It’s good to see things from another perspective and as such we are introducing a segment called “Palliative Care Through The Lens of A Nurse” in our newsletters. In this edition, we feature Neli Xaba, who shared with us her view on palliative care and the role our nurses play in our community.
Neli has been with Hospice East Rand for two years and is responsible for several areas including Germiston and Boksburg. To read the full story click here.
“Throughout my 20-year nursing career, I have gained valuable knowledge and skills to take care of patients with various life-limiting conditions. It is difficult dealing with treatment failures and poor prognosis and worrying when a decision is taken to stop a patient’s treatment because there is nothing else that can be done. This troubled me as we cannot just abandon patients when curative care has failed,” she says. For this reason, she became a palliative nurse.
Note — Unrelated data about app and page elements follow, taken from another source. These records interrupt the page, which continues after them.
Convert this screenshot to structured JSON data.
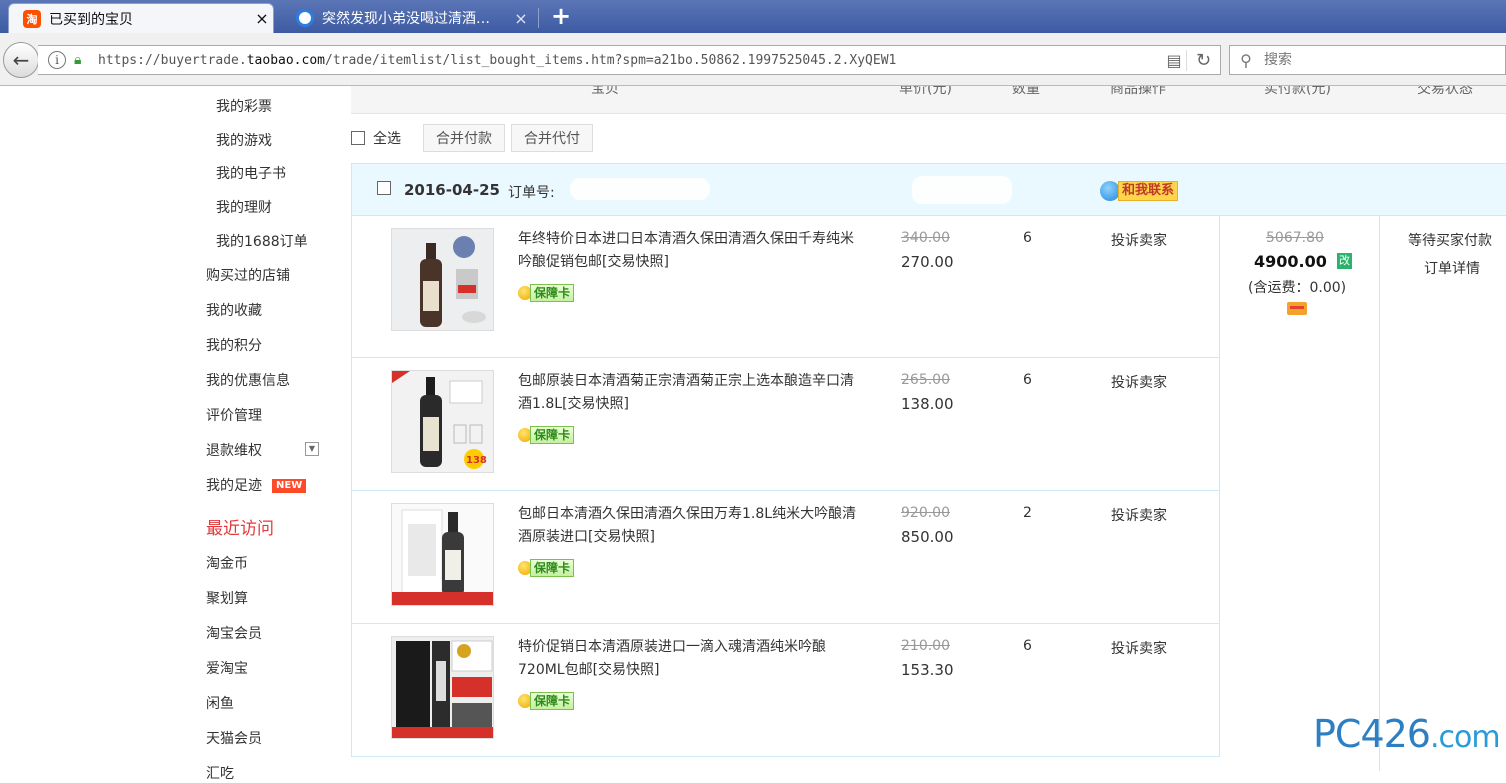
{
  "browser": {
    "tabs": [
      {
        "title": "已买到的宝贝",
        "favicon": "taobao-icon"
      },
      {
        "title": "突然发现小弟没喝过清酒…",
        "favicon": "globe-icon"
      }
    ],
    "new_tab": "+",
    "close": "×",
    "url_host": "https://buyertrade.",
    "url_domain": "taobao.com",
    "url_path": "/trade/itemlist/list_bought_items.htm?spm=a21bo.50862.1997525045.2.XyQEW1",
    "search_placeholder": "搜索"
  },
  "sidebar": {
    "sub_items": [
      "我的彩票",
      "我的游戏",
      "我的电子书",
      "我的理财",
      "我的1688订单"
    ],
    "items": [
      "购买过的店铺",
      "我的收藏",
      "我的积分",
      "我的优惠信息",
      "评价管理",
      "退款维权",
      "我的足迹"
    ],
    "new_badge": "NEW",
    "recent_heading": "最近访问",
    "recent": [
      "淘金币",
      "聚划算",
      "淘宝会员",
      "爱淘宝",
      "闲鱼",
      "天猫会员",
      "汇吃"
    ]
  },
  "table": {
    "columns": [
      "宝贝",
      "单价(元)",
      "数量",
      "商品操作",
      "实付款(元)",
      "交易状态"
    ]
  },
  "bulk": {
    "select_all": "全选",
    "merge_pay": "合并付款",
    "merge_proxy": "合并代付"
  },
  "order": {
    "date": "2016-04-25",
    "order_no_label": "订单号:",
    "contact": "和我联系",
    "items": [
      {
        "title": "年终特价日本进口日本清酒久保田清酒久保田千寿纯米吟酿促销包邮[交易快照]",
        "orig": "340.00",
        "price": "270.00",
        "qty": "6",
        "action": "投诉卖家",
        "badge": "保障卡"
      },
      {
        "title": "包邮原装日本清酒菊正宗清酒菊正宗上选本酿造辛口清酒1.8L[交易快照]",
        "orig": "265.00",
        "price": "138.00",
        "qty": "6",
        "action": "投诉卖家",
        "badge": "保障卡"
      },
      {
        "title": "包邮日本清酒久保田清酒久保田万寿1.8L纯米大吟酿清酒原装进口[交易快照]",
        "orig": "920.00",
        "price": "850.00",
        "qty": "2",
        "action": "投诉卖家",
        "badge": "保障卡"
      },
      {
        "title": "特价促销日本清酒原装进口一滴入魂清酒纯米吟酿720ML包邮[交易快照]",
        "orig": "210.00",
        "price": "153.30",
        "qty": "6",
        "action": "投诉卖家",
        "badge": "保障卡"
      }
    ],
    "payment": {
      "orig_total": "5067.80",
      "total": "4900.00",
      "modify": "改",
      "shipping": "(含运费：0.00)"
    },
    "status": {
      "state": "等待买家付款",
      "detail_link": "订单详情"
    }
  },
  "watermark": {
    "main": "PC426",
    "suffix": ".com"
  }
}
Neli explained palliative care provides a cloak of comfort to patients suffering from life-limiting illnesses and those at the end-stage of their chronic conditions, as well as support for their families.
Palliative care includes a holistic approach and addresses patients as a whole taking their physical, psychosocial, spiritual and cultural aspects into account
“We consider both patient and family as a unit of care. Our main focus is on pain relief and improving the patient’s quality of life rather than lengthening the days of life,” she explains. Her day-to-day duties include home-based visits where comprehensive assessments of the patient and family are required. “It is important to provide comfort, manage pain and other distress symptoms and reminding families that they are not alone. As palliative care nurses we are there to listen, assist and help them manage the care of their loved ones until the end of that person’s life. This gives me peace and fulfilment in my job as a palliative care nurse.”
“I would not change my job for anything. It provides a great sense of motivation to continue my service to humankind even during these unprecedented times,” Neli concludes.
Neli encouraged health workers in acute care to integrate palliative care in their practice. Nurses need to know that palliative care can be delivered in the most appropriate setting for the patient and family, be it a hospital, Hospice, clinics, frail care or in the comfort of the patient’s homes by palliative care trained staff.
There are many misconceptions around palliative care. People think palliative care is just for cancer patients and that Hospice is a place people go to die. This is untrue. “I hope highlighting our work will bring clarity to our communities so they can seek the help they need”. Neli says.
Outside of work, Neli is a mom of two and wife to Mbongiseni Nzuza. She is adventurous, loves socialising, retail therapy and travelling for fun.